A variety of dietary supplements and other complementary health approaches have been studied to see whether they might be helpful for migraines or other types of headaches.
The herb butterbur appears to help reduce the frequency of migraines in adults and children, but serious concerns have been raised about possible liver toxicity.
There’s limited evidence that several other dietary supplements—coenzyme Q10, the herb feverfew, the mineral magnesium, and the B vitamin riboflavin—might help to reduce the frequency of migraines, but additional rigorous research is needed.
Diets high in omega-3 fatty acids may be helpful for migraines. Omega-3s in supplement form have not been shown to reduce the frequency or severity of migraines, but a small amount of evidence suggests that omega-3 supplements might reduce the duration of migraine attacks.
Research results indicate that acupuncture may help relieve headache pain, but much of its benefit may be due to nonspecific effects, including expectation, beliefs, and placebo responses, rather than specific effects of needling.
Biofeedback may be helpful for tension headaches. It’s unclear whether biofeedback is better than a placebo for reducing the frequency of migraines.
Studies suggest that relaxation techniques, such as self-hypnosis paired with guided imagery or autogenic training with or without biofeedback, may help to reduce headache pain. However, the research has not been of high quality, so the findings should be viewed with caution.
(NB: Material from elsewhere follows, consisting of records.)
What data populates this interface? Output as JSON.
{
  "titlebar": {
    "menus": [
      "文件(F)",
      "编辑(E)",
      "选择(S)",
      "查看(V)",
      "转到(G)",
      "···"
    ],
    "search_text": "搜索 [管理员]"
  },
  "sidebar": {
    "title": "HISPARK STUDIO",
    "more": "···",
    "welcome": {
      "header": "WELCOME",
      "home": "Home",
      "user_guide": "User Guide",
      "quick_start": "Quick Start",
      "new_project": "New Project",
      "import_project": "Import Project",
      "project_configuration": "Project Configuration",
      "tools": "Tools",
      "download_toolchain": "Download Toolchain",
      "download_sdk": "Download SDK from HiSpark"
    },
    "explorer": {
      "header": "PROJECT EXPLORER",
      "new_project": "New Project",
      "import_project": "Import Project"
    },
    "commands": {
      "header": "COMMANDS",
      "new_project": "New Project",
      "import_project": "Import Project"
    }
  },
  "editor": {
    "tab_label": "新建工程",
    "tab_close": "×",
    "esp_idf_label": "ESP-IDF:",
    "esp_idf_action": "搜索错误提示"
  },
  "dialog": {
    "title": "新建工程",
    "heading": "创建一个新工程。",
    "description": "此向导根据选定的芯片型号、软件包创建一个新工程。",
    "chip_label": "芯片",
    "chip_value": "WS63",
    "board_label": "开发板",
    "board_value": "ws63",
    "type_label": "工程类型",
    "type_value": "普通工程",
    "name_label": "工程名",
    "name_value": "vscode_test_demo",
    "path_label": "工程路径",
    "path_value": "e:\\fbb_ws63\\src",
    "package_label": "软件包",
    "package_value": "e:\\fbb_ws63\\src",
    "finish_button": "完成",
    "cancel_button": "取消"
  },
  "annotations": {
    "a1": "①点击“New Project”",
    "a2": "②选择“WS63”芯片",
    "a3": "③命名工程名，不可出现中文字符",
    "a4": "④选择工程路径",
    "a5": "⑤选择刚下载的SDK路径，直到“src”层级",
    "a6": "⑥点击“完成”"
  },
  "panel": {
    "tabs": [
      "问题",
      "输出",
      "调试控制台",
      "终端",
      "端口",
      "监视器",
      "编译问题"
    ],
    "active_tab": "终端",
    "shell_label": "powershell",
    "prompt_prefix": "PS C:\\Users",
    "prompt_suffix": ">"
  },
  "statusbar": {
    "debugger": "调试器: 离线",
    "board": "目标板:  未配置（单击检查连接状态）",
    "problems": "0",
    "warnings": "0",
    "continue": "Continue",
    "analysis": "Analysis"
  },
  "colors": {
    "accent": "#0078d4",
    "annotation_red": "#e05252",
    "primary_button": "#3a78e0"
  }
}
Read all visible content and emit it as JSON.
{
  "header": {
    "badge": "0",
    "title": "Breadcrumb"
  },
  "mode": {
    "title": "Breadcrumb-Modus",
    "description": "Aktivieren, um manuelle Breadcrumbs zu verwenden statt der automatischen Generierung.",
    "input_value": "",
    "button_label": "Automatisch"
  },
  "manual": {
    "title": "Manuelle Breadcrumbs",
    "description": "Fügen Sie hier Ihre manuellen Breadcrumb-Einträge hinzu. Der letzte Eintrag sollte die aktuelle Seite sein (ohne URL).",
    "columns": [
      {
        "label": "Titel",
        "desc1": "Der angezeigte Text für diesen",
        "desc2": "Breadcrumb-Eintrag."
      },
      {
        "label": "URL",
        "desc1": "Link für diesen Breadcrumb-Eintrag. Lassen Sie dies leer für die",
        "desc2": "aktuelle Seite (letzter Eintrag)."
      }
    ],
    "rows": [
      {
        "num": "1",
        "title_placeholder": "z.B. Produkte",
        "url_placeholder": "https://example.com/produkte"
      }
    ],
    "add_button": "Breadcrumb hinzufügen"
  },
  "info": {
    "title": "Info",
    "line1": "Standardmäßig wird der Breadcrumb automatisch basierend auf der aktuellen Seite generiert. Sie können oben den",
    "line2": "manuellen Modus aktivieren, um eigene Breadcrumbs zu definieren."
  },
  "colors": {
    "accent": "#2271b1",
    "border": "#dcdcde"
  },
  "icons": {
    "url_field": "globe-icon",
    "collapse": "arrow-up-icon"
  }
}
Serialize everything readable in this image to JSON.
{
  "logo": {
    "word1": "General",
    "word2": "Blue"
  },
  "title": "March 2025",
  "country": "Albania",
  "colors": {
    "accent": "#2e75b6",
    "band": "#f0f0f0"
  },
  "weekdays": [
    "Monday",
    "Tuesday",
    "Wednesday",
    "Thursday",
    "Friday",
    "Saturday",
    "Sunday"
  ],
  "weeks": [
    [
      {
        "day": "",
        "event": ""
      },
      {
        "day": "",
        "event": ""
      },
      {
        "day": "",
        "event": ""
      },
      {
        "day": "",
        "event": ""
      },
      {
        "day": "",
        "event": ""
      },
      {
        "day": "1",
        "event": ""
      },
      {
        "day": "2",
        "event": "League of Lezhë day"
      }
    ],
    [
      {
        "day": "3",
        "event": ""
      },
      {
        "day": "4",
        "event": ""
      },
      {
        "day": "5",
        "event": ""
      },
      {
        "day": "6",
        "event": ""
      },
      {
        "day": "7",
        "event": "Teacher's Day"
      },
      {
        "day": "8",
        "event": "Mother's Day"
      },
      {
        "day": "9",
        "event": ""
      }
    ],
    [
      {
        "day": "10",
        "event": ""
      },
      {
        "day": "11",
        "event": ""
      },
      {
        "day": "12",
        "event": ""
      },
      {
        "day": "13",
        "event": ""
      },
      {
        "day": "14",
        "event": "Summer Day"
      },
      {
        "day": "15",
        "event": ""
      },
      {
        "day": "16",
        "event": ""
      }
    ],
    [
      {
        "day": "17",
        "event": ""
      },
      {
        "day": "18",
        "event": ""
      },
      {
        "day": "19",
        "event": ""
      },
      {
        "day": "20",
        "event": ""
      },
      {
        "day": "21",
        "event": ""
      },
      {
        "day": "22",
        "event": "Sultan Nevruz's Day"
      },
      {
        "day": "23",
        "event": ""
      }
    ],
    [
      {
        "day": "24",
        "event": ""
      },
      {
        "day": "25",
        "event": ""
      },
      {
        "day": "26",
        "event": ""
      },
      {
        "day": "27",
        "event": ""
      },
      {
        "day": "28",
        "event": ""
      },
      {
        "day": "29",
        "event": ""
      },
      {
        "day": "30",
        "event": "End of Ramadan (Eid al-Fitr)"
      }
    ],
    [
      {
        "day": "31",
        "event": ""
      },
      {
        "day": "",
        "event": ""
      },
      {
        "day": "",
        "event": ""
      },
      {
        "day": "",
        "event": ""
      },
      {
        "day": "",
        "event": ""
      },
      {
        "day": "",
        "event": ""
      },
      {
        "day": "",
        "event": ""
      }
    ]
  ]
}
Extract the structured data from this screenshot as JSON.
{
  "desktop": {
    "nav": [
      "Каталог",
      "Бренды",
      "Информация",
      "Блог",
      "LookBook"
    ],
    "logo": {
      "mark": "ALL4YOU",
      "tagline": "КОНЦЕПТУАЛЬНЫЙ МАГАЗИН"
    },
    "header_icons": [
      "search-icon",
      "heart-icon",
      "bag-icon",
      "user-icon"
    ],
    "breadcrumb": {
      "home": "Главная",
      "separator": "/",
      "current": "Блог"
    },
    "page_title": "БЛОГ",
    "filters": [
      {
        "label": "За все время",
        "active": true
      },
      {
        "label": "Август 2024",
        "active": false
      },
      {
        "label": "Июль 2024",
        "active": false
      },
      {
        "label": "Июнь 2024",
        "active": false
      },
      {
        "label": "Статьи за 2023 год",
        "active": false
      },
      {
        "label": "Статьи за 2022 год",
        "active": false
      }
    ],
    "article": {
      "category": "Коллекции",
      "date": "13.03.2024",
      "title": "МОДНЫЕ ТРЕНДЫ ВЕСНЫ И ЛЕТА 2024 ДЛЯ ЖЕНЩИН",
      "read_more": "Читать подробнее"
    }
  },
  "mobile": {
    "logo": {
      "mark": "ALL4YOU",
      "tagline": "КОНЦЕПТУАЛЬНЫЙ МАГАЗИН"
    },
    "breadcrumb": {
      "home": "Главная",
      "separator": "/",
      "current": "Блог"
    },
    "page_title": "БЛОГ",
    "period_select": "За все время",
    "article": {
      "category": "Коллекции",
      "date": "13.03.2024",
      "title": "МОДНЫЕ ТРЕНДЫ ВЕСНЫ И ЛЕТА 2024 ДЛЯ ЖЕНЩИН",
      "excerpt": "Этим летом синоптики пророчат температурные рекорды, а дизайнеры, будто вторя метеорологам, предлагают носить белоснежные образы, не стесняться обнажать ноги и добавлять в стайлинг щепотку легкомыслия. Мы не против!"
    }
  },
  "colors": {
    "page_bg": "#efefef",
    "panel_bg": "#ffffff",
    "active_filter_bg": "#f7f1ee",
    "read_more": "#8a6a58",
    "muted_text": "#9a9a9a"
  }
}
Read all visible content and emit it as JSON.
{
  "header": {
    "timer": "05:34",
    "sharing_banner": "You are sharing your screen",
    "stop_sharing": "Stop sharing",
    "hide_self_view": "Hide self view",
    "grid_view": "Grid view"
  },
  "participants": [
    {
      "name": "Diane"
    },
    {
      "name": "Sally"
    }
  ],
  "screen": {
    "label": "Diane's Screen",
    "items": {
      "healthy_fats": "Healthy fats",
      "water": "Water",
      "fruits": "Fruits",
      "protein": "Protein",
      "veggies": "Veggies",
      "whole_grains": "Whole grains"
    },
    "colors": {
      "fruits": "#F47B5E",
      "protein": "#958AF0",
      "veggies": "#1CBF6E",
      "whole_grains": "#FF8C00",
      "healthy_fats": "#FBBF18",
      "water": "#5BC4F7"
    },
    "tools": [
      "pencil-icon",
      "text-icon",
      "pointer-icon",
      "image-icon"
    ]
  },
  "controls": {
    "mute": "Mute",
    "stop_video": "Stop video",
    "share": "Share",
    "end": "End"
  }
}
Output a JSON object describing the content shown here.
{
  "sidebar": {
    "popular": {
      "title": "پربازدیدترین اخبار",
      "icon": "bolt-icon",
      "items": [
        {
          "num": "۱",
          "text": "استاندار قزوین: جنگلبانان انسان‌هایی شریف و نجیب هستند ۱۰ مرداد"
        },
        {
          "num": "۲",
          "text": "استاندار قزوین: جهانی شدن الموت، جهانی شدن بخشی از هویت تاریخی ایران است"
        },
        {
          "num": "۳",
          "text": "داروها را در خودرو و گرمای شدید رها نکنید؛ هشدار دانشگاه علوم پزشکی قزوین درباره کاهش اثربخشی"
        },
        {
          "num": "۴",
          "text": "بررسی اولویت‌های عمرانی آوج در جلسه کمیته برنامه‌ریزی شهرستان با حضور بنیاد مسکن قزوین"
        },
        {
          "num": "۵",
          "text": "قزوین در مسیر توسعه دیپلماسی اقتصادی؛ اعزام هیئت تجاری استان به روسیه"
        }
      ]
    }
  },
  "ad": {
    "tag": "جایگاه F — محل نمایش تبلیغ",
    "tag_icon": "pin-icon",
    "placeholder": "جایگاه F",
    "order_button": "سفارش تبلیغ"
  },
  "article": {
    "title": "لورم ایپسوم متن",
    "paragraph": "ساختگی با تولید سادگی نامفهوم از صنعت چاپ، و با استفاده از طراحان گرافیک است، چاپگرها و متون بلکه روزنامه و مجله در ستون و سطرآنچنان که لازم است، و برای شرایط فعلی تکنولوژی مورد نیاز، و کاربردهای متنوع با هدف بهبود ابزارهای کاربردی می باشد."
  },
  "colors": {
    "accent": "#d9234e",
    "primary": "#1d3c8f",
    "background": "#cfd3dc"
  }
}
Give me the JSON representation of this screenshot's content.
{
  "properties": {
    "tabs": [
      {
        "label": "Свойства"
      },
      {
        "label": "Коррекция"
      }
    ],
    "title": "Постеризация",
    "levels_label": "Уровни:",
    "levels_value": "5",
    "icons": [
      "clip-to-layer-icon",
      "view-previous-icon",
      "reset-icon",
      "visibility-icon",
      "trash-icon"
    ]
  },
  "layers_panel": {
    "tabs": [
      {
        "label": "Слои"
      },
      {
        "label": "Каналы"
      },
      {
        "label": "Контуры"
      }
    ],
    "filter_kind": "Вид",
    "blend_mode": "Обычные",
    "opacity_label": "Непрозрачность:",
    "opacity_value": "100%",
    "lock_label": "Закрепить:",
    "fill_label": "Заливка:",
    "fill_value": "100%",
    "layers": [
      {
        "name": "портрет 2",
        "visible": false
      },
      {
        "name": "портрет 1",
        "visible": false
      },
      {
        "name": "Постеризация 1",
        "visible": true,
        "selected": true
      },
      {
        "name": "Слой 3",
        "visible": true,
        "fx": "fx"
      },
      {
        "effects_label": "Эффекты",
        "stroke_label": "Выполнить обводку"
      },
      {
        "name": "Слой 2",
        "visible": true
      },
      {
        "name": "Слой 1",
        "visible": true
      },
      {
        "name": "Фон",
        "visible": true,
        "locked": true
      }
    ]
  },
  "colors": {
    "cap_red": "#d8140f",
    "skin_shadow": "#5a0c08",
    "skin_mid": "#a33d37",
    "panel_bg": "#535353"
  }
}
Take charge of your health—talk with your health care providers about any complementary health approaches you use. It’s particularly important to talk with your provider if you take medicine and you’re considering trying a dietary supplement. Some drugs and supplements interact in undesirable ways.